*** Opening SUPPLIED DATA ***

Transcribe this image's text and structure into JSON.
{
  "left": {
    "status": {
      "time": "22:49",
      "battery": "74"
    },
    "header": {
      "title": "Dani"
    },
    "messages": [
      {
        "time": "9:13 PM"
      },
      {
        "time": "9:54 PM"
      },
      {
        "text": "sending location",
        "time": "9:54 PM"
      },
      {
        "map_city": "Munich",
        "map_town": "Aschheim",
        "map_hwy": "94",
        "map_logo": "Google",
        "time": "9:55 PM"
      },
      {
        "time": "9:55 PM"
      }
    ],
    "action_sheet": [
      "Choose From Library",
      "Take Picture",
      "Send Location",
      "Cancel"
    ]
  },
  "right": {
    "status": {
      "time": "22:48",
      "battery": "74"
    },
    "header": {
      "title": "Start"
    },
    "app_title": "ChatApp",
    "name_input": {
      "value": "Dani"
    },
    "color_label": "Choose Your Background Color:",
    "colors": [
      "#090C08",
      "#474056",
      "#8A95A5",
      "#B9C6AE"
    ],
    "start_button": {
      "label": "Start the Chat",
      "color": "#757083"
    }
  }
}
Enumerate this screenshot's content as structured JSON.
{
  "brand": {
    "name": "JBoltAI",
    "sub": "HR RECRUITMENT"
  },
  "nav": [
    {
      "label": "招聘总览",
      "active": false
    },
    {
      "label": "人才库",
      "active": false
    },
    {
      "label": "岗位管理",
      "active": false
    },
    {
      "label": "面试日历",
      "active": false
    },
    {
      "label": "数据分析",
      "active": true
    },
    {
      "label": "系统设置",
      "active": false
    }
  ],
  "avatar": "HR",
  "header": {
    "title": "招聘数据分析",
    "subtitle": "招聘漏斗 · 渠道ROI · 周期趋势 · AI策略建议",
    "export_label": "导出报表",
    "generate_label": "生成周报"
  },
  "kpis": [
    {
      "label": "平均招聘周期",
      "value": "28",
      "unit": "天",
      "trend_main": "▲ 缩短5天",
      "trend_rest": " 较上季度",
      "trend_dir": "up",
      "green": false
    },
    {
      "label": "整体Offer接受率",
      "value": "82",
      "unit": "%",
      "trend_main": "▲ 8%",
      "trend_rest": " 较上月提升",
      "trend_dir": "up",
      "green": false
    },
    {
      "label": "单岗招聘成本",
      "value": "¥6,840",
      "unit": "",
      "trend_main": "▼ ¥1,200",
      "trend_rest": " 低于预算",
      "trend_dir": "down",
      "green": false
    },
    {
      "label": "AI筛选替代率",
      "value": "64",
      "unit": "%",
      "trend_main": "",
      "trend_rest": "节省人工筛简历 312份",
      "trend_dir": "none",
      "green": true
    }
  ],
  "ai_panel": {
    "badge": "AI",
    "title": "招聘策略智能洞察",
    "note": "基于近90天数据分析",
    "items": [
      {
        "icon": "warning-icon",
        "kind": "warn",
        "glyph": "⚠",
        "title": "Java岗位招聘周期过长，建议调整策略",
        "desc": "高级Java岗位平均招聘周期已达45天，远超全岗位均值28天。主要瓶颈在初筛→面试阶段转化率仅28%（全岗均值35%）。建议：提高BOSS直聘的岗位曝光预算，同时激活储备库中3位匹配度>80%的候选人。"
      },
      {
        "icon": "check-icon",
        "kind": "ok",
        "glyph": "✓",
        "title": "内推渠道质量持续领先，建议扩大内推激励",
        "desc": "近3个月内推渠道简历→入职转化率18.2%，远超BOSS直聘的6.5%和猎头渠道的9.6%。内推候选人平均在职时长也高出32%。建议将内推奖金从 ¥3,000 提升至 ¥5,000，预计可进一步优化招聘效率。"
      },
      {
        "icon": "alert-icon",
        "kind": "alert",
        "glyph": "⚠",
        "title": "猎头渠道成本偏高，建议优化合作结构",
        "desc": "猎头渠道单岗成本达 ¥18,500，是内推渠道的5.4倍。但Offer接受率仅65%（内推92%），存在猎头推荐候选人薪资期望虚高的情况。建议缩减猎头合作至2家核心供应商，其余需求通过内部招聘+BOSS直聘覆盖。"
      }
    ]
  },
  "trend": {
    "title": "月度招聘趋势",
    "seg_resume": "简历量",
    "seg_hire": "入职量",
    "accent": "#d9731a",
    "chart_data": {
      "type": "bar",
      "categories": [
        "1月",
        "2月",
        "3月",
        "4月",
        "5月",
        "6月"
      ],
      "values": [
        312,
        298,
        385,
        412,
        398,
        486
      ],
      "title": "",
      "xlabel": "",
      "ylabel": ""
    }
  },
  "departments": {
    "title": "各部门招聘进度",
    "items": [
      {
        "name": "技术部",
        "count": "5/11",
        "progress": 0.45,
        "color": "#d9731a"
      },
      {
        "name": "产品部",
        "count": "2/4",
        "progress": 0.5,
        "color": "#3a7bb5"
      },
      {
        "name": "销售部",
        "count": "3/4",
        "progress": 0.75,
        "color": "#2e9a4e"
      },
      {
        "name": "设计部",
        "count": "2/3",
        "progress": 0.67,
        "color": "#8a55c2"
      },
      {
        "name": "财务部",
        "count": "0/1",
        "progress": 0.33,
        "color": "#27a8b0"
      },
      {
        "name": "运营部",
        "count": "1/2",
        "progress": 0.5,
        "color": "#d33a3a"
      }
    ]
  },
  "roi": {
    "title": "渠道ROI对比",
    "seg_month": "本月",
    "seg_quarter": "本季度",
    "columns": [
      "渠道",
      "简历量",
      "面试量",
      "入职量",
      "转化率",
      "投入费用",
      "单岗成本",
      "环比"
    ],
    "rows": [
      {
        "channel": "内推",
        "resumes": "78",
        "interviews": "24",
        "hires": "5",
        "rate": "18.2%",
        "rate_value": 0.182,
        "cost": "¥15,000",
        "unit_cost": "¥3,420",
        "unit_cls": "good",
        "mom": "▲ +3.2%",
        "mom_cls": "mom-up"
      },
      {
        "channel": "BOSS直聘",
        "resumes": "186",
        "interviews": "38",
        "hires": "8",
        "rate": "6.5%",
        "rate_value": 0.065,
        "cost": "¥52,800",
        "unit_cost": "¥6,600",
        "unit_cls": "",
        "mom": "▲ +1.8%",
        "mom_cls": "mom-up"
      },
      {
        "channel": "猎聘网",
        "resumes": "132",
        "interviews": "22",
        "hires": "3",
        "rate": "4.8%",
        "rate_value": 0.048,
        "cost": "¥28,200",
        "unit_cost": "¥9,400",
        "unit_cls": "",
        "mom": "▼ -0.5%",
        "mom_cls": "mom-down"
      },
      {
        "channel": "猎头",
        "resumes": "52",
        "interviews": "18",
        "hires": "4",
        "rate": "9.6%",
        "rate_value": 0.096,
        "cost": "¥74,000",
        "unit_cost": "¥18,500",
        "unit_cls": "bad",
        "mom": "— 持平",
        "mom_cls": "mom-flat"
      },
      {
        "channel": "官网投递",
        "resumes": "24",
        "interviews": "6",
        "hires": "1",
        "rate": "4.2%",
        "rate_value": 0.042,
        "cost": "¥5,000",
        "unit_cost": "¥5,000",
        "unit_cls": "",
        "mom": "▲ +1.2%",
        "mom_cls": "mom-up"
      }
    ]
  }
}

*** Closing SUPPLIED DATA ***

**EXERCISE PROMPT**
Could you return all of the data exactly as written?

**RESPONSE**
Transcribe this image's text and structure into JSON.
{
  "left": {
    "status": {
      "time": "22:49",
      "battery": "74"
    },
    "header": {
      "title": "Dani"
    },
    "messages": [
      {
        "time": "9:13 PM"
      },
      {
        "time": "9:54 PM"
      },
      {
        "text": "sending location",
        "time": "9:54 PM"
      },
      {
        "map_city": "Munich",
        "map_town": "Aschheim",
        "map_hwy": "94",
        "map_logo": "Google",
        "time": "9:55 PM"
      },
      {
        "time": "9:55 PM"
      }
    ],
    "action_sheet": [
      "Choose From Library",
      "Take Picture",
      "Send Location",
      "Cancel"
    ]
  },
  "right": {
    "status": {
      "time": "22:48",
      "battery": "74"
    },
    "header": {
      "title": "Start"
    },
    "app_title": "ChatApp",
    "name_input": {
      "value": "Dani"
    },
    "color_label": "Choose Your Background Color:",
    "colors": [
      "#090C08",
      "#474056",
      "#8A95A5",
      "#B9C6AE"
    ],
    "start_button": {
      "label": "Start the Chat",
      "color": "#757083"
    }
  }
}
Enumerate this screenshot's content as structured JSON.
{
  "brand": {
    "name": "JBoltAI",
    "sub": "HR RECRUITMENT"
  },
  "nav": [
    {
      "label": "招聘总览",
      "active": false
    },
    {
      "label": "人才库",
      "active": false
    },
    {
      "label": "岗位管理",
      "active": false
    },
    {
      "label": "面试日历",
      "active": false
    },
    {
      "label": "数据分析",
      "active": true
    },
    {
      "label": "系统设置",
      "active": false
    }
  ],
  "avatar": "HR",
  "header": {
    "title": "招聘数据分析",
    "subtitle": "招聘漏斗 · 渠道ROI · 周期趋势 · AI策略建议",
    "export_label": "导出报表",
    "generate_label": "生成周报"
  },
  "kpis": [
    {
      "label": "平均招聘周期",
      "value": "28",
      "unit": "天",
      "trend_main": "▲ 缩短5天",
      "trend_rest": " 较上季度",
      "trend_dir": "up",
      "green": false
    },
    {
      "label": "整体Offer接受率",
      "value": "82",
      "unit": "%",
      "trend_main": "▲ 8%",
      "trend_rest": " 较上月提升",
      "trend_dir": "up",
      "green": false
    },
    {
      "label": "单岗招聘成本",
      "value": "¥6,840",
      "unit": "",
      "trend_main": "▼ ¥1,200",
      "trend_rest": " 低于预算",
      "trend_dir": "down",
      "green": false
    },
    {
      "label": "AI筛选替代率",
      "value": "64",
      "unit": "%",
      "trend_main": "",
      "trend_rest": "节省人工筛简历 312份",
      "trend_dir": "none",
      "green": true
    }
  ],
  "ai_panel": {
    "badge": "AI",
    "title": "招聘策略智能洞察",
    "note": "基于近90天数据分析",
    "items": [
      {
        "icon": "warning-icon",
        "kind": "warn",
        "glyph": "⚠",
        "title": "Java岗位招聘周期过长，建议调整策略",
        "desc": "高级Java岗位平均招聘周期已达45天，远超全岗位均值28天。主要瓶颈在初筛→面试阶段转化率仅28%（全岗均值35%）。建议：提高BOSS直聘的岗位曝光预算，同时激活储备库中3位匹配度>80%的候选人。"
      },
      {
        "icon": "check-icon",
        "kind": "ok",
        "glyph": "✓",
        "title": "内推渠道质量持续领先，建议扩大内推激励",
        "desc": "近3个月内推渠道简历→入职转化率18.2%，远超BOSS直聘的6.5%和猎头渠道的9.6%。内推候选人平均在职时长也高出32%。建议将内推奖金从 ¥3,000 提升至 ¥5,000，预计可进一步优化招聘效率。"
      },
      {
        "icon": "alert-icon",
        "kind": "alert",
        "glyph": "⚠",
        "title": "猎头渠道成本偏高，建议优化合作结构",
        "desc": "猎头渠道单岗成本达 ¥18,500，是内推渠道的5.4倍。但Offer接受率仅65%（内推92%），存在猎头推荐候选人薪资期望虚高的情况。建议缩减猎头合作至2家核心供应商，其余需求通过内部招聘+BOSS直聘覆盖。"
      }
    ]
  },
  "trend": {
    "title": "月度招聘趋势",
    "seg_resume": "简历量",
    "seg_hire": "入职量",
    "accent": "#d9731a",
    "chart_data": {
      "type": "bar",
      "categories": [
        "1月",
        "2月",
        "3月",
        "4月",
        "5月",
        "6月"
      ],
      "values": [
        312,
        298,
        385,
        412,
        398,
        486
      ],
      "title": "",
      "xlabel": "",
      "ylabel": ""
    }
  },
  "departments": {
    "title": "各部门招聘进度",
    "items": [
      {
        "name": "技术部",
        "count": "5/11",
        "progress": 0.45,
        "color": "#d9731a"
      },
      {
        "name": "产品部",
        "count": "2/4",
        "progress": 0.5,
        "color": "#3a7bb5"
      },
      {
        "name": "销售部",
        "count": "3/4",
        "progress": 0.75,
        "color": "#2e9a4e"
      },
      {
        "name": "设计部",
        "count": "2/3",
        "progress": 0.67,
        "color": "#8a55c2"
      },
      {
        "name": "财务部",
        "count": "0/1",
        "progress": 0.33,
        "color": "#27a8b0"
      },
      {
        "name": "运营部",
        "count": "1/2",
        "progress": 0.5,
        "color": "#d33a3a"
      }
    ]
  },
  "roi": {
    "title": "渠道ROI对比",
    "seg_month": "本月",
    "seg_quarter": "本季度",
    "columns": [
      "渠道",
      "简历量",
      "面试量",
      "入职量",
      "转化率",
      "投入费用",
      "单岗成本",
      "环比"
    ],
    "rows": [
      {
        "channel": "内推",
        "resumes": "78",
        "interviews": "24",
        "hires": "5",
        "rate": "18.2%",
        "rate_value": 0.182,
        "cost": "¥15,000",
        "unit_cost": "¥3,420",
        "unit_cls": "good",
        "mom": "▲ +3.2%",
        "mom_cls": "mom-up"
      },
      {
        "channel": "BOSS直聘",
        "resumes": "186",
        "interviews": "38",
        "hires": "8",
        "rate": "6.5%",
        "rate_value": 0.065,
        "cost": "¥52,800",
        "unit_cost": "¥6,600",
        "unit_cls": "",
        "mom": "▲ +1.8%",
        "mom_cls": "mom-up"
      },
      {
        "channel": "猎聘网",
        "resumes": "132",
        "interviews": "22",
        "hires": "3",
        "rate": "4.8%",
        "rate_value": 0.048,
        "cost": "¥28,200",
        "unit_cost": "¥9,400",
        "unit_cls": "",
        "mom": "▼ -0.5%",
        "mom_cls": "mom-down"
      },
      {
        "channel": "猎头",
        "resumes": "52",
        "interviews": "18",
        "hires": "4",
        "rate": "9.6%",
        "rate_value": 0.096,
        "cost": "¥74,000",
        "unit_cost": "¥18,500",
        "unit_cls": "bad",
        "mom": "— 持平",
        "mom_cls": "mom-flat"
      },
      {
        "channel": "官网投递",
        "resumes": "24",
        "interviews": "6",
        "hires": "1",
        "rate": "4.2%",
        "rate_value": 0.042,
        "cost": "¥5,000",
        "unit_cost": "¥5,000",
        "unit_cls": "",
        "mom": "▲ +1.2%",
        "mom_cls": "mom-up"
      }
    ]
  }
}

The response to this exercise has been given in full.